Boxing the City
- Utopia Parkway: The Life and Work of Joseph Cornell by Deborah Solomon
Cape, 426 pp, £25.00, June 1997, ISBN 0 224 04242 4
He was Primarily an archivist, but an archivist of a world that didn’t exist. He was a compulsive collector, a browser, cross-indexer. When he died the basement where he worked was full of cardboard boxes marked with labels like ‘stamps’, ‘maps’, ‘Dürer’, ‘plastic shells’, ‘glasses’, ‘cording’. He left a diary, which he called a ‘repository laboratory, picture gallery, museum, sanctuary, observatory, key’. And he left his art, wooden cabinets filled with what he considered to be the most felicitous combinations of those objects and images: photos of Lauren Bacall arranged to look as if they could be in a penny arcade, a Renaissance prince framed in a vending machine, a baby doll in a forest of twigs, a painted lady in a French hotel, marbles among the stars and ballerinas in the sky – each box a dreamed universe or fantasised cohabitation.
Joseph Cornell spent most of his life at 3708 Utopia Parkway in Queens, a plain middle-class house where he lived with his widowed mother and his younger brother Robert, who suffered from cerebral palsy. He was known in the neighbourhood as a loner who collected odds and ends, as a silent member of the Christian Science Church, as a ‘scary kook’, as a haunted-looking man who was friendly to children. One visitor to Utopia Parkway recalls seeing a little girl walking across the lawn towards Cornell. She was holding one of his boxes. ‘I’m tired of this one,’ she said. ‘Can I have another?’ Cornell, who was usually self-paralysingly sensitive to criticism, calmly wandered off to exchange her box. Some critics have suggested that he started making his shadow boxes to amuse Robert, or that he was influenced by the miniaturised life of Robert’s train set. Deborah Solomon finds no evidence for this, though it appears that the meals Joseph made for Robert ‘always consisted of the most incredible colours ... He used to squeeze violets on top of mushroom soup to make it lilac-coloured.’ If he had not seen some Max Ernst collages on his wanderings about Manhattan and decided to cut up his collected photostats on the kitchen table, Cornell might have been known only to Utopia locals.

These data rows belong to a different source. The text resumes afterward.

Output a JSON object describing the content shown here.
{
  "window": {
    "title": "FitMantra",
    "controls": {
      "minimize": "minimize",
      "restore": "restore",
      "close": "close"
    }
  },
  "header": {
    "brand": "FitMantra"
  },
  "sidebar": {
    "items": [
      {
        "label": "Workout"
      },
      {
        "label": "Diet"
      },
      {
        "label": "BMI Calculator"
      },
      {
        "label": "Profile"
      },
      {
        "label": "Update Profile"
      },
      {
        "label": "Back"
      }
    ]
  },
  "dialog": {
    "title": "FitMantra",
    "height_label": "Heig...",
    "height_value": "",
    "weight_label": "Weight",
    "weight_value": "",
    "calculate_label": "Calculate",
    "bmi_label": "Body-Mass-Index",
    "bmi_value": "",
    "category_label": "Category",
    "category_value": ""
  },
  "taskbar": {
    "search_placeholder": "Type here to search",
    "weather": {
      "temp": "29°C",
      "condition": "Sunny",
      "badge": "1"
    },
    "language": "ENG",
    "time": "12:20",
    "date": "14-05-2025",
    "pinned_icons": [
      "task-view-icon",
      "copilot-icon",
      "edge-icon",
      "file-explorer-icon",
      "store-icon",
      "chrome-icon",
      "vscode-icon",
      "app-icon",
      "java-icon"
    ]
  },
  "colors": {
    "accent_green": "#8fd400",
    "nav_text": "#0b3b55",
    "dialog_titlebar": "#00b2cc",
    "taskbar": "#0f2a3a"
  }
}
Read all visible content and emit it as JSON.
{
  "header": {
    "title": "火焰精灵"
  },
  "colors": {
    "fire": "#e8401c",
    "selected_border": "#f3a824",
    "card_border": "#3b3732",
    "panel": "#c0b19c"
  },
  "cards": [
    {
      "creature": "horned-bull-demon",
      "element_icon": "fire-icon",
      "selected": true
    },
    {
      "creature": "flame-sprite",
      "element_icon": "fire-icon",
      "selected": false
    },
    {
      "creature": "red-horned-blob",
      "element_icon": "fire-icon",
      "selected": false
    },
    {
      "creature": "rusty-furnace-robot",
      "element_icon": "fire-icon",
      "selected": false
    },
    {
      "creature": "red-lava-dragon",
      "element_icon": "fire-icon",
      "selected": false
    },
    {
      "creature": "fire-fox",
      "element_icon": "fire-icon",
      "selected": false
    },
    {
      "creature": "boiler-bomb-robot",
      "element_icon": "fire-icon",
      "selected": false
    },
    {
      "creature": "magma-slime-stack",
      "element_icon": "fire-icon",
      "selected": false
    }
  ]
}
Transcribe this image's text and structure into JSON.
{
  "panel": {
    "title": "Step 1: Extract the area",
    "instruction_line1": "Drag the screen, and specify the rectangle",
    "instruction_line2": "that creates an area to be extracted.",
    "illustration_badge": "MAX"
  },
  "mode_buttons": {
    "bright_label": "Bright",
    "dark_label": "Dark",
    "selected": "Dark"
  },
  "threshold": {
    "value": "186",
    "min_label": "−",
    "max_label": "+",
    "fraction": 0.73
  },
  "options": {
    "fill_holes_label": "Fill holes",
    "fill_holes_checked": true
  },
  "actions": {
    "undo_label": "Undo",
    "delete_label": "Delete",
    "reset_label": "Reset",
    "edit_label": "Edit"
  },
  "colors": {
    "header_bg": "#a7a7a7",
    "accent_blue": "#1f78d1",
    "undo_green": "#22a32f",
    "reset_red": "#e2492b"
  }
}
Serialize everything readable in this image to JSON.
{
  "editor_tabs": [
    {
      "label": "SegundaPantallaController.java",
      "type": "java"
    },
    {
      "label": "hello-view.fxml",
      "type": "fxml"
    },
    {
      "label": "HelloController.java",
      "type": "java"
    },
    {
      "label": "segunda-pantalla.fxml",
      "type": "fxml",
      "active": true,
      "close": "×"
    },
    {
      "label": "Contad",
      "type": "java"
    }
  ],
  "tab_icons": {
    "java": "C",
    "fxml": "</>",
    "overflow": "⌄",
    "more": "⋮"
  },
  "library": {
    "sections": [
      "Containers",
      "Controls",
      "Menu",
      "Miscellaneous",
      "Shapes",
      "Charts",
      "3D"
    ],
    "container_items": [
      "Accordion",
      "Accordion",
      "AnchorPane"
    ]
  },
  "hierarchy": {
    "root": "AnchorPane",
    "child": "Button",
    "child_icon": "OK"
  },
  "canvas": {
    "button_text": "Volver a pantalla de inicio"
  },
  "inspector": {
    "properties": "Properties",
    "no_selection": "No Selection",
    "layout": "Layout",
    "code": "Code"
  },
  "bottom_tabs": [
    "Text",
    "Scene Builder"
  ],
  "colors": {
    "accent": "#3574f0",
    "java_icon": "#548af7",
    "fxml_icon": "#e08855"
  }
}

Although he left traces of his scattered preoccupations in diaries and ‘dossiers’, it is clear that Solomon has had to do a good deal of digging to get anywhere near the day-today life of her terminally private subject. She has conducted what must be hundreds of interviews over several years, and the book is full of facts, a solid account of the wheres and whens. But perhaps Utopia Parkway’s most unusual feat is its most unassuming: Solomon doesn’t need the different parts of her subject’s character to add up. She has a warm reverence for the man who thought biographical details should remain ‘in the realm of lore and legend’, and she tells his life as a convoluted fairy tale which mostly took place within Cornell’s own mind. But she is not afraid to let him come across as unpleasant, doesn’t rush to excuse him. There was more than a touch of the dirty old man about him: he used, for example, to leer at teenagers from what he called a ‘ringside seat’ at the window of a coffee shop. Solomon presents the evidence of his fascinations coolly, leaving the reader to wonder what to make of the pieces of the person. There is an untold story lurking between the cracks of his gifts to the women he admired. Or perhaps the only way to tell the story is as Solomon does, to let it seep through the cracks. In the year he died, Cornell remembered that he sent one of his boxes to a starlet called Sheree North, but never heard from her. When Audrey Hepburn gave a performance as Ondine in New York in 1954, he sent her one of his owl boxes in tribute. She had it sent back to his home. Tilly Losch, the international good-time girl, and a recipient of Cornell’s object-gestures, had to ask her friend Robert Motherwell whether ‘this mad, distant suitor was for real or not’. Solomon’s narration is so calm, so objective, that it is only at moments like these that there is a sudden swerve in point of view. One wonders whose version this is, and if there might be another, if only Audrey Hepburn had remembered what she thought when she received the voodoo-like gift. Cornell wanted to give his boxes to women because he felt, as Solomon writes, ‘they could understand their purity of spirit.’ His friend Dore Ashton wasn’t sure that he ‘exactly’ saw himself as an artist but felt there was ‘considerable reason to believe that he saw himself as a magician. On occasion he hinted that what he made could transform the right recipient.’ One woman had a more tangibly unpleasant time. Pat Johanson, whom he hired as his assistant in 1961, became afraid of him when she sensed that he only wanted to look at her. After finding several copies of Playboy lying open on the worktable in the basement, she shuddered at the sight of the ‘shoeboxes filled with little pink plastic dolls from Woolworth’s, with arms in one box and legs in another and torsos in another’, and left the same day.